··· Data shown

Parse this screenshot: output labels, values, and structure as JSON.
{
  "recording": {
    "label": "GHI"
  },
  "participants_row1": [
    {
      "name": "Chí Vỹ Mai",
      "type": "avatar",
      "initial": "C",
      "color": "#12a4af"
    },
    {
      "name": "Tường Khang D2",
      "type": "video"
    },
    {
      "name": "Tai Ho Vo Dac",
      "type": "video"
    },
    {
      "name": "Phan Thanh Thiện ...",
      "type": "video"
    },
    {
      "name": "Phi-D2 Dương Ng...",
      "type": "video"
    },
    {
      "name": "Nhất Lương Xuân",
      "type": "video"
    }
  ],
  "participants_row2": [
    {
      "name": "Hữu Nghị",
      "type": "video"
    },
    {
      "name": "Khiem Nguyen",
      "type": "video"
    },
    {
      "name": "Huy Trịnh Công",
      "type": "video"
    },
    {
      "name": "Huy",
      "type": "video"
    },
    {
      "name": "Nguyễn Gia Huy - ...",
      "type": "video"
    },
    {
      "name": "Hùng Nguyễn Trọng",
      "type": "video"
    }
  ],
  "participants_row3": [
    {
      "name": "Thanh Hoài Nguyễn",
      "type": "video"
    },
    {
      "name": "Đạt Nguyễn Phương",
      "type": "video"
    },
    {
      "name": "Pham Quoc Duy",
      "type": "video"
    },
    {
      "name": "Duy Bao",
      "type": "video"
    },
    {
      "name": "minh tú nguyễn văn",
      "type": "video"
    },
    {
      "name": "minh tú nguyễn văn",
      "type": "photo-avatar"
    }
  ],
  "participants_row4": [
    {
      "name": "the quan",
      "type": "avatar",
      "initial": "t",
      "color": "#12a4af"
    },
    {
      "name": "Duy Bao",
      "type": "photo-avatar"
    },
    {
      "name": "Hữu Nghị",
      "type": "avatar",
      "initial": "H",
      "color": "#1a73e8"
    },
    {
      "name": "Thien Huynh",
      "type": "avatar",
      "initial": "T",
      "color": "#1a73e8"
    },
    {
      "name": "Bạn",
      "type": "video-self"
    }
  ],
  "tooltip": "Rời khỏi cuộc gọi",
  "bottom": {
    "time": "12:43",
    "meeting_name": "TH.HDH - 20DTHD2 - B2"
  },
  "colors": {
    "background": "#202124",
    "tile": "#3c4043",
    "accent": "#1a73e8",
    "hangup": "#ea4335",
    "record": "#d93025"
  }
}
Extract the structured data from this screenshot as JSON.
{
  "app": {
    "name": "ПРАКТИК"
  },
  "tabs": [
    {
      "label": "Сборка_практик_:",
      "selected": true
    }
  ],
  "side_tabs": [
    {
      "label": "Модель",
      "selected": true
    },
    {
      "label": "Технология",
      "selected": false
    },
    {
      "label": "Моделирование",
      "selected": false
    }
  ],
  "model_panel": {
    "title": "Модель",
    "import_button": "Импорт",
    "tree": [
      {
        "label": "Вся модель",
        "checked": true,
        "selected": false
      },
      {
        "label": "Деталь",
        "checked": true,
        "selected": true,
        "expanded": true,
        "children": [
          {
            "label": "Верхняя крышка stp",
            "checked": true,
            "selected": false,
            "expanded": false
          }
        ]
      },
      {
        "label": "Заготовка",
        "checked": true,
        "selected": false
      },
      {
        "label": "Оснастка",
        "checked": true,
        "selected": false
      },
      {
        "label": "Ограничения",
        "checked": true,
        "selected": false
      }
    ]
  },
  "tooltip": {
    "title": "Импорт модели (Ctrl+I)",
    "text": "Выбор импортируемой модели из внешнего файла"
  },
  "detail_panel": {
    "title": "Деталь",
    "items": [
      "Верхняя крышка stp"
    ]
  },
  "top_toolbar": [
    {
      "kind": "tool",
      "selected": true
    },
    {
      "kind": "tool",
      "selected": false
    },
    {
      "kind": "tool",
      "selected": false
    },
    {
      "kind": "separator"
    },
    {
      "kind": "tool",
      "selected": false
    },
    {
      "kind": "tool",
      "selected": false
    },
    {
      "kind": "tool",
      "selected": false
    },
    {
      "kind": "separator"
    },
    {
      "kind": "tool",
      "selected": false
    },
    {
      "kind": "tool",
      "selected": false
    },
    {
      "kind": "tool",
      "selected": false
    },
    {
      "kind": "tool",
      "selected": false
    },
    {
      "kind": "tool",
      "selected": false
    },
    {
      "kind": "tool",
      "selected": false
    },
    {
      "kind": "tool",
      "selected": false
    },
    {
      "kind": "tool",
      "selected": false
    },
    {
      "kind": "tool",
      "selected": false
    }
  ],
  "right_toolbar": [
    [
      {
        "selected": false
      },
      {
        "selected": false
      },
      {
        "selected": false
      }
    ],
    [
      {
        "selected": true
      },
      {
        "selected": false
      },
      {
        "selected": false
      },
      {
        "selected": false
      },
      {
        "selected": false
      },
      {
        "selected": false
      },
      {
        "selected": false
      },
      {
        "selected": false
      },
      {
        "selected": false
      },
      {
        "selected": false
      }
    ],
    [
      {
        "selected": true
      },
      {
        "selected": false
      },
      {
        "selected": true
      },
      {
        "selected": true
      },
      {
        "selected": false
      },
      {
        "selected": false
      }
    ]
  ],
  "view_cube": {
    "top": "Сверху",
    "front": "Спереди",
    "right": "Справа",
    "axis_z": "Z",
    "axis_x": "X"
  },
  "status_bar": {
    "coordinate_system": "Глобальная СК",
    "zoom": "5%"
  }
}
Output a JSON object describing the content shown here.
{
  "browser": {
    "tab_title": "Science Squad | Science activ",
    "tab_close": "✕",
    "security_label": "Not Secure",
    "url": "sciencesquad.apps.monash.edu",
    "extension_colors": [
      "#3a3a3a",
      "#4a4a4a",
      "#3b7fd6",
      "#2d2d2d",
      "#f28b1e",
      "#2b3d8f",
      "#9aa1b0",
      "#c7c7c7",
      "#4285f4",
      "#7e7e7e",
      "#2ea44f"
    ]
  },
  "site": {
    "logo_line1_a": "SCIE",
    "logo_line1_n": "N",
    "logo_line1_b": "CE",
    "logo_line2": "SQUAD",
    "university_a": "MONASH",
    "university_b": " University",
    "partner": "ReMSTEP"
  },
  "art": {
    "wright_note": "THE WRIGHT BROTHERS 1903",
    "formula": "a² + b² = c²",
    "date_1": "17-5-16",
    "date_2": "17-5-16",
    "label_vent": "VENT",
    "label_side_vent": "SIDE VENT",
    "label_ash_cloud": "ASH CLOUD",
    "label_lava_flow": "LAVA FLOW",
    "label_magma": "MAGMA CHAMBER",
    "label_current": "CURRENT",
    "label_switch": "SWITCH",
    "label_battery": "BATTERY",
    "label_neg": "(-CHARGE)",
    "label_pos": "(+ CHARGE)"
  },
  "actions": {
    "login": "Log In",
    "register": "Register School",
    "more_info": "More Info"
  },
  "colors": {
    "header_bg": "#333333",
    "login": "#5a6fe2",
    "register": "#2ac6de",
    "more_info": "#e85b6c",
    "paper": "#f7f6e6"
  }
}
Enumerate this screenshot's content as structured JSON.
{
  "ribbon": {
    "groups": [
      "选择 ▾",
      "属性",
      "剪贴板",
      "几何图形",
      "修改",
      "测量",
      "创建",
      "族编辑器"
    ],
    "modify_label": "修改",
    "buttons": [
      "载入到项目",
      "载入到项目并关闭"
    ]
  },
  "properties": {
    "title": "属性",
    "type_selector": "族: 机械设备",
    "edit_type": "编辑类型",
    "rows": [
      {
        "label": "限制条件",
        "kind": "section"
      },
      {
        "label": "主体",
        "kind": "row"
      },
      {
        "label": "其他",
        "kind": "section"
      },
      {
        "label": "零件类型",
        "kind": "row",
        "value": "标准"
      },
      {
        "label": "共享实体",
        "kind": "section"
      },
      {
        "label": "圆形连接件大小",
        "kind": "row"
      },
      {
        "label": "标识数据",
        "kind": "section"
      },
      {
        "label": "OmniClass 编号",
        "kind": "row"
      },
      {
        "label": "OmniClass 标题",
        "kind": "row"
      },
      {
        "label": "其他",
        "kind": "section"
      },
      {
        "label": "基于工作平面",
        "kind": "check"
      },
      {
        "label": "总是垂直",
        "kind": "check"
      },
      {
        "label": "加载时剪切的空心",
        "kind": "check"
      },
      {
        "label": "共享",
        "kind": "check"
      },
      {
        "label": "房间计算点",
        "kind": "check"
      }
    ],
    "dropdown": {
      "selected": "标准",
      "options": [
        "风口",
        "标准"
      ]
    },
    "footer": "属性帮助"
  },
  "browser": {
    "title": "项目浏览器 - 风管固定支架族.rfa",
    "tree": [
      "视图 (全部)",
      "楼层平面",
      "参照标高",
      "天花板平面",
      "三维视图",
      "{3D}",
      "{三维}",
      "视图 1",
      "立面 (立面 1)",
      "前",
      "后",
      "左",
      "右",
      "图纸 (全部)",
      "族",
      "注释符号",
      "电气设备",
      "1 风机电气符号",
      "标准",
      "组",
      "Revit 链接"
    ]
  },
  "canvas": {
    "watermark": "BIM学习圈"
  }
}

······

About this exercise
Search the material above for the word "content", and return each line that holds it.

Written reply
Output a JSON object describing the content shown here.
Enumerate this screenshot's content as structured JSON.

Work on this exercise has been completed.